I swapped around the prev_pos and cur_pos in the ‘rot’ node within the solver, just to make accumulating the rotation a bit simpler.

Hope that's useful
Cheers!

PS Forgot to mention one of the perks of using the solver sop is that we can increase substeps to improve the accuracy of the rotation, super handy for fast motion!
Edited by friedasparagus - June 1, 2018 07:39:56

Attachments:
ball_rot.hiplc (120.4 KB)

Henry Dean
Member
12 posts
Joined: Aug. 2014
Offline
friedasparagus
Hi Redcroft,

Nothing wrong with the code there, the problem was to do with the timeshift and getting the prev_pos value. With the timeshift set to \$F-1, the rot wrangle will only compute the dist travelled over the last timestep, which is why you'll notice the ball straighten up when it changes direction - the dist is very small. You can get you're existing setup to work by changing the timeshift to use the first frame (as I've done in the file), but this of course only gives you the right motion when moving in a straight line through the origin, as the dir will always be computed from there. I stuck a curve based animation in there to see that clearly.

All you need to do is take your existing setup and stick it in a Solver SOP, this way we can continuously update the dir and the distance based upon the previous frame (which I'm guessing was you're instinct ).

I swapped around the prev_pos and cur_pos in the ‘rot’ node within the solver, just to make accumulating the rotation a bit simpler.

Hope that's useful
Cheers!

PS Forgot to mention one of the perks of using the solver sop is that we can increase substeps to improve the accuracy of the rotation, super handy for fast motion!

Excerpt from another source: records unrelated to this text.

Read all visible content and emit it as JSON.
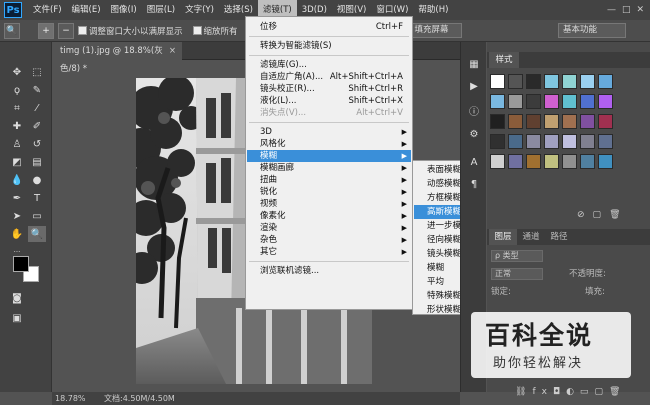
{
  "menubar": {
    "logo": "Ps",
    "items": [
      "文件(F)",
      "编辑(E)",
      "图像(I)",
      "图层(L)",
      "文字(Y)",
      "选择(S)",
      "滤镜(T)",
      "3D(D)",
      "视图(V)",
      "窗口(W)",
      "帮助(H)"
    ],
    "active_index": 6,
    "window_controls": [
      "—",
      "□",
      "✕"
    ]
  },
  "options_bar": {
    "fit_window_label": "调整窗口大小以满屏显示",
    "zoom_all_label": "缩放所有",
    "fill_screen_button": "填充屏幕",
    "workspace": "基本功能"
  },
  "document": {
    "tab_title": "timg (1).jpg @ 18.8%(灰色/8) *",
    "close": "×",
    "status_zoom": "18.78%",
    "status_doc": "文档:4.50M/4.50M"
  },
  "filter_menu": {
    "items": [
      {
        "label": "位移",
        "shortcut": "Ctrl+F"
      },
      {
        "sep": true
      },
      {
        "label": "转换为智能滤镜(S)"
      },
      {
        "sep": true
      },
      {
        "label": "滤镜库(G)..."
      },
      {
        "label": "自适应广角(A)...",
        "shortcut": "Alt+Shift+Ctrl+A"
      },
      {
        "label": "镜头校正(R)...",
        "shortcut": "Shift+Ctrl+R"
      },
      {
        "label": "液化(L)...",
        "shortcut": "Shift+Ctrl+X"
      },
      {
        "label": "消失点(V)...",
        "shortcut": "Alt+Ctrl+V",
        "disabled": true
      },
      {
        "sep": true
      },
      {
        "label": "3D",
        "submenu": true
      },
      {
        "label": "风格化",
        "submenu": true
      },
      {
        "label": "模糊",
        "submenu": true,
        "highlight": true
      },
      {
        "label": "模糊画廊",
        "submenu": true
      },
      {
        "label": "扭曲",
        "submenu": true
      },
      {
        "label": "锐化",
        "submenu": true
      },
      {
        "label": "视频",
        "submenu": true
      },
      {
        "label": "像素化",
        "submenu": true
      },
      {
        "label": "渲染",
        "submenu": true
      },
      {
        "label": "杂色",
        "submenu": true
      },
      {
        "label": "其它",
        "submenu": true
      },
      {
        "sep": true
      },
      {
        "label": "浏览联机滤镜..."
      }
    ]
  },
  "blur_submenu": {
    "items": [
      "表面模糊...",
      "动感模糊...",
      "方框模糊...",
      "高斯模糊...",
      "进一步模糊",
      "径向模糊...",
      "镜头模糊...",
      "模糊",
      "平均",
      "特殊模糊...",
      "形状模糊..."
    ],
    "highlight_index": 3
  },
  "styles_panel": {
    "tab": "样式"
  },
  "layers_panel": {
    "tabs": [
      "图层",
      "通道",
      "路径"
    ],
    "kind_label": "ρ 类型",
    "mode": "正常",
    "opacity_label": "不透明度:",
    "lock_label": "锁定:",
    "fill_label": "填充:"
  },
  "watermark": {
    "title": "百科全说",
    "subtitle": "助你轻松解决"
  }
}
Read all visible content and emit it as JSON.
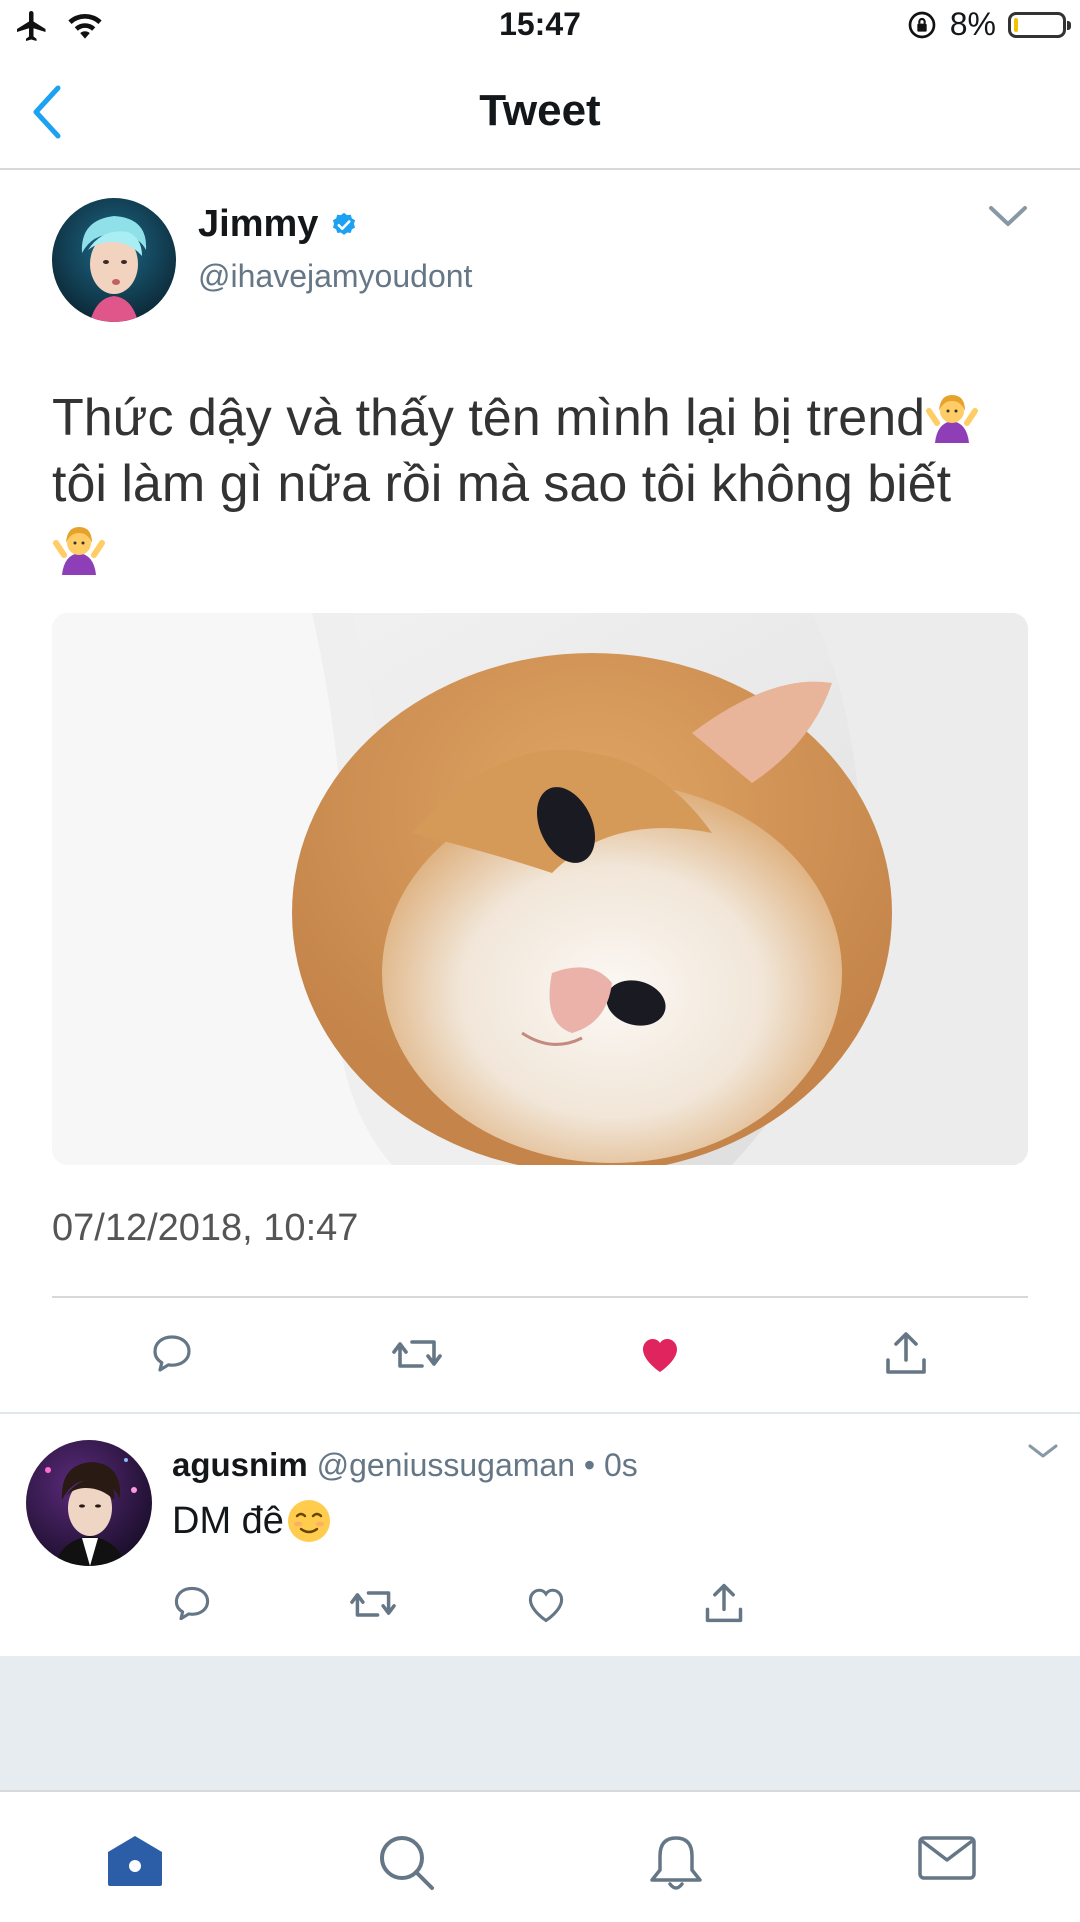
{
  "status_bar": {
    "time": "15:47",
    "battery_text": "8%",
    "battery_level": 0.08,
    "icons": [
      "airplane-icon",
      "wifi-icon",
      "orientation-lock-icon",
      "battery-icon"
    ]
  },
  "nav": {
    "title": "Tweet",
    "back_icon": "chevron-left-icon"
  },
  "tweet": {
    "author_name": "Jimmy",
    "handle": "@ihavejamyoudont",
    "verified": true,
    "text_line1": "Thức dậy và thấy tên mình lại bị trend",
    "text_line2": "tôi làm gì nữa rồi mà sao tôi không biết",
    "emoji": "person-shrugging",
    "media_description": "kitten-photo",
    "timestamp": "07/12/2018, 10:47",
    "liked": true,
    "actions": [
      "reply-icon",
      "retweet-icon",
      "like-icon",
      "share-icon"
    ]
  },
  "reply": {
    "author_name": "agusnim",
    "handle": "@geniussugaman",
    "separator": "•",
    "time": "0s",
    "text": "DM đê",
    "emoji": "relieved-face",
    "actions": [
      "reply-icon",
      "retweet-icon",
      "like-icon",
      "share-icon"
    ]
  },
  "tab_bar": {
    "tabs": [
      "home",
      "search",
      "notifications",
      "messages"
    ],
    "active": "home"
  },
  "colors": {
    "accent": "#1da1f2",
    "like": "#e0245e",
    "secondary_text": "#657786",
    "tab_active": "#2c5ea8"
  }
}
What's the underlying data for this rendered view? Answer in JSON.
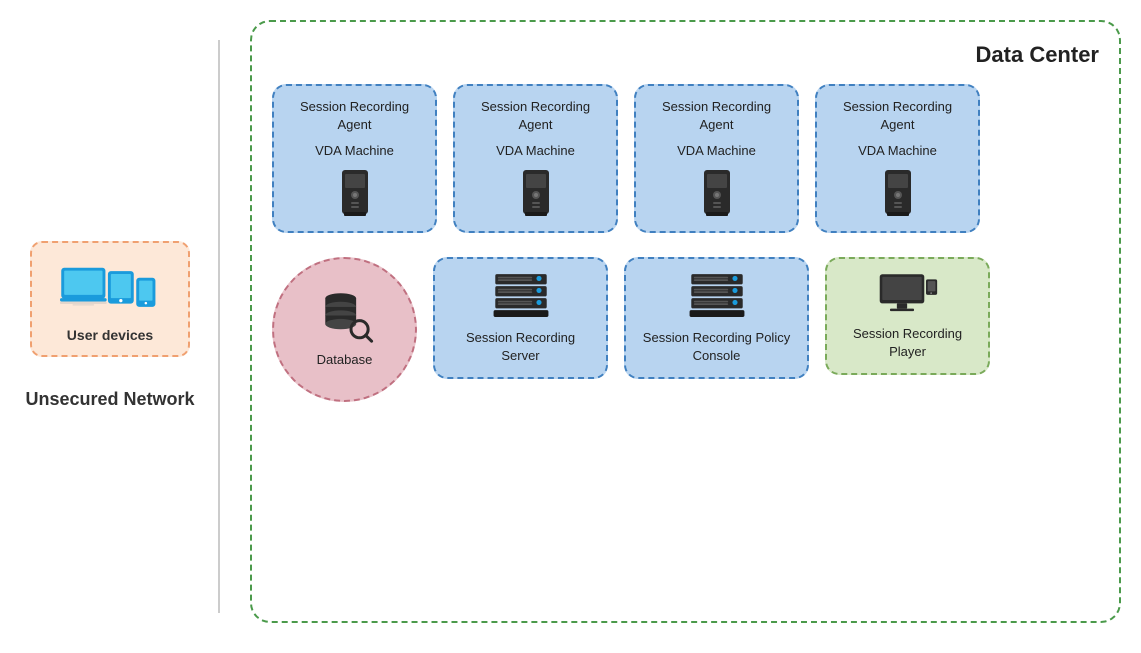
{
  "leftPanel": {
    "unsecuredNetwork": "Unsecured Network",
    "userDevices": "User devices"
  },
  "rightPanel": {
    "title": "Data Center",
    "agents": [
      {
        "label": "Session Recording Agent\n\nVDA Machine"
      },
      {
        "label": "Session Recording Agent\n\nVDA Machine"
      },
      {
        "label": "Session Recording Agent\n\nVDA Machine"
      },
      {
        "label": "Session Recording Agent\n\nVDA Machine"
      }
    ],
    "database": "Database",
    "sessionRecordingServer": "Session Recording Server",
    "sessionRecordingPolicyConsole": "Session Recording Policy Console",
    "sessionRecordingPlayer": "Session Recording Player"
  }
}
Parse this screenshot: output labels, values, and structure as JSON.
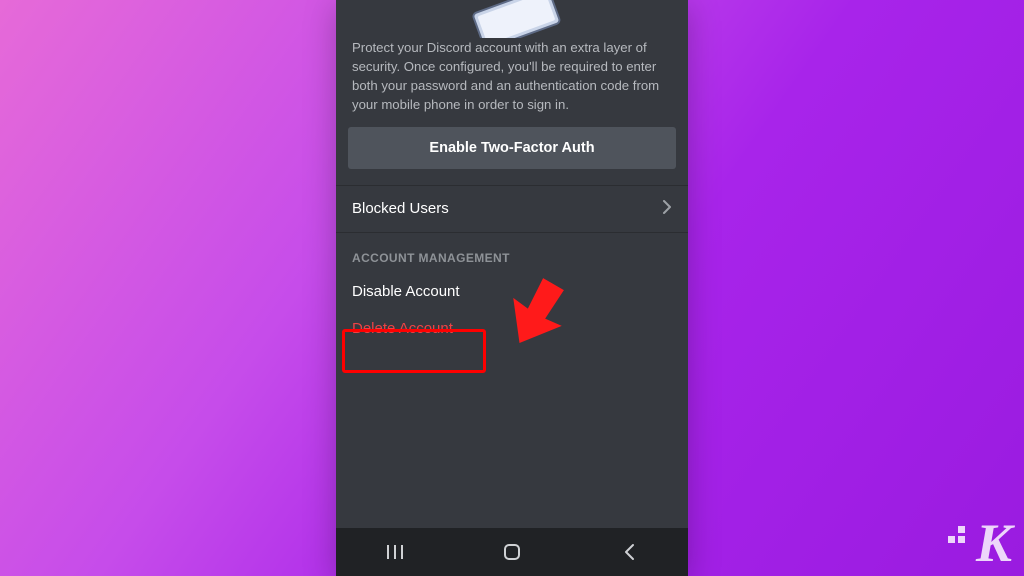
{
  "twofa": {
    "description": "Protect your Discord account with an extra layer of security. Once configured, you'll be required to enter both your password and an authentication code from your mobile phone in order to sign in.",
    "enable_button": "Enable Two-Factor Auth"
  },
  "rows": {
    "blocked_users": "Blocked Users"
  },
  "section": {
    "account_management": "ACCOUNT MANAGEMENT"
  },
  "actions": {
    "disable_account": "Disable Account",
    "delete_account": "Delete Account"
  },
  "watermark": {
    "letter": "K"
  },
  "colors": {
    "panel_bg": "#36393f",
    "button_bg": "#4f545c",
    "danger": "#ed4245",
    "highlight": "#ff0000"
  }
}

Thank you so much, that's exactly what i was after! It also makes much more sense with swapping the cur and prev position over.